• _What needs to be done_: Each line in the entries below that holds the word "JSON" belongs in the answer.

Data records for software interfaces
....

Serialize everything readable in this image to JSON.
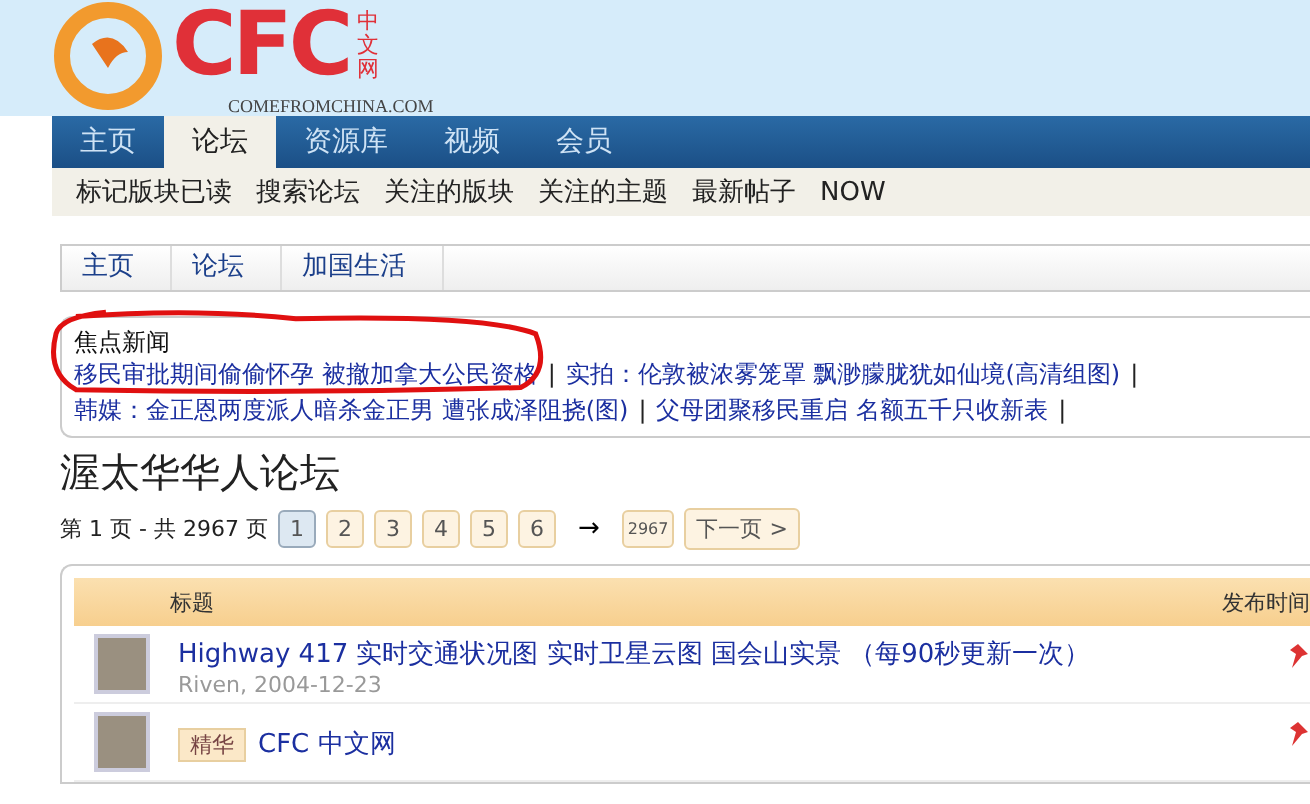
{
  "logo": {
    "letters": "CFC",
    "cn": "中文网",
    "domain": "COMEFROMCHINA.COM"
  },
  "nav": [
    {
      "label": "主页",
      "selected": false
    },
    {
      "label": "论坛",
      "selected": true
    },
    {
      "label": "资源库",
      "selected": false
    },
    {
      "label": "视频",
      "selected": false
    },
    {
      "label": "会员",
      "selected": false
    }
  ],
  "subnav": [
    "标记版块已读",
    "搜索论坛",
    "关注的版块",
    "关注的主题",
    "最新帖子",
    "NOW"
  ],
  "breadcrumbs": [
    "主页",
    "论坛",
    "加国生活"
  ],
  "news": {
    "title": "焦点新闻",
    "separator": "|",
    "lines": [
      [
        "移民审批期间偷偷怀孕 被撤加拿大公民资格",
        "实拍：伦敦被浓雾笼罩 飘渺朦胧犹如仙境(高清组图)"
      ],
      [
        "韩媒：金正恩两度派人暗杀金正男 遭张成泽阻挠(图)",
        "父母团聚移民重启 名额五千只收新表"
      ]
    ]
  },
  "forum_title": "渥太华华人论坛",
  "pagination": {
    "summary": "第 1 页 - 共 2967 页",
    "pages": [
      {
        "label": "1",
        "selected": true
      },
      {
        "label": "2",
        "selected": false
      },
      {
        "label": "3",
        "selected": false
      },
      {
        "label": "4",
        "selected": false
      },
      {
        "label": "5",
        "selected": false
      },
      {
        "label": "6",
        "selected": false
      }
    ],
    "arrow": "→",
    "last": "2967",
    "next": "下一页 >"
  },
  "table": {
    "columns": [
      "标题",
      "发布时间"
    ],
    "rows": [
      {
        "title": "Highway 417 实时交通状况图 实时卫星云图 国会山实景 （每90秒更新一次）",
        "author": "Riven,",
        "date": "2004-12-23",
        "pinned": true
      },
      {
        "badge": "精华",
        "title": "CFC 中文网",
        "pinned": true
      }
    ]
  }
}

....

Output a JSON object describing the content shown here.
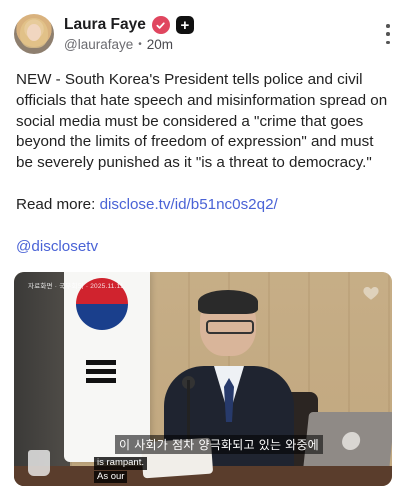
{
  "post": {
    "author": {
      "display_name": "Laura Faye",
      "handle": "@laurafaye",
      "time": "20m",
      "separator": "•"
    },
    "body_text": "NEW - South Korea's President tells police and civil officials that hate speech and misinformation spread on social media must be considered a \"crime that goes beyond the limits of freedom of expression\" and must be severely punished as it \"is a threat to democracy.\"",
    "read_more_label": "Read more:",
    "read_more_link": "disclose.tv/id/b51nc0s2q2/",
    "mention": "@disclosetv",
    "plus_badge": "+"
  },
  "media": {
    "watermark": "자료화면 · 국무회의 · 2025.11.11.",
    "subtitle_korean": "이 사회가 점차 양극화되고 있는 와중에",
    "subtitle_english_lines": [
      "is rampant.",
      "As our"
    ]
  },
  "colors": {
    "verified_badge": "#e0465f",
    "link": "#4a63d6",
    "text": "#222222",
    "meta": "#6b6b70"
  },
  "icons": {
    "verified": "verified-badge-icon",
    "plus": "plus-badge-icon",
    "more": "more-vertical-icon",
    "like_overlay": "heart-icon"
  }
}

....

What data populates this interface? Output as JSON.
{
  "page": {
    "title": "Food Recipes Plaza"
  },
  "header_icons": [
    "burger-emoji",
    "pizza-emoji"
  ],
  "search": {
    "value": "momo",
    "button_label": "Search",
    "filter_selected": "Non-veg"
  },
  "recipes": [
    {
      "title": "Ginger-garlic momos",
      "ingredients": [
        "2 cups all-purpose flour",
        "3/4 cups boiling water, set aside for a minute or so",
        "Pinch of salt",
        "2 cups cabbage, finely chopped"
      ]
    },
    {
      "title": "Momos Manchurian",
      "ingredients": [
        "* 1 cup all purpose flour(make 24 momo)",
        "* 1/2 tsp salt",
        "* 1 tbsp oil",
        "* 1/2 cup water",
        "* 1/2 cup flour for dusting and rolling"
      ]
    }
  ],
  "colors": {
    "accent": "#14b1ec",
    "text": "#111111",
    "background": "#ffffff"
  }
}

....

• _Solution to this exercise_:
Serialize everything readable in this image to JSON.
Output a JSON object describing the content shown here.
What data populates this interface? Output as JSON.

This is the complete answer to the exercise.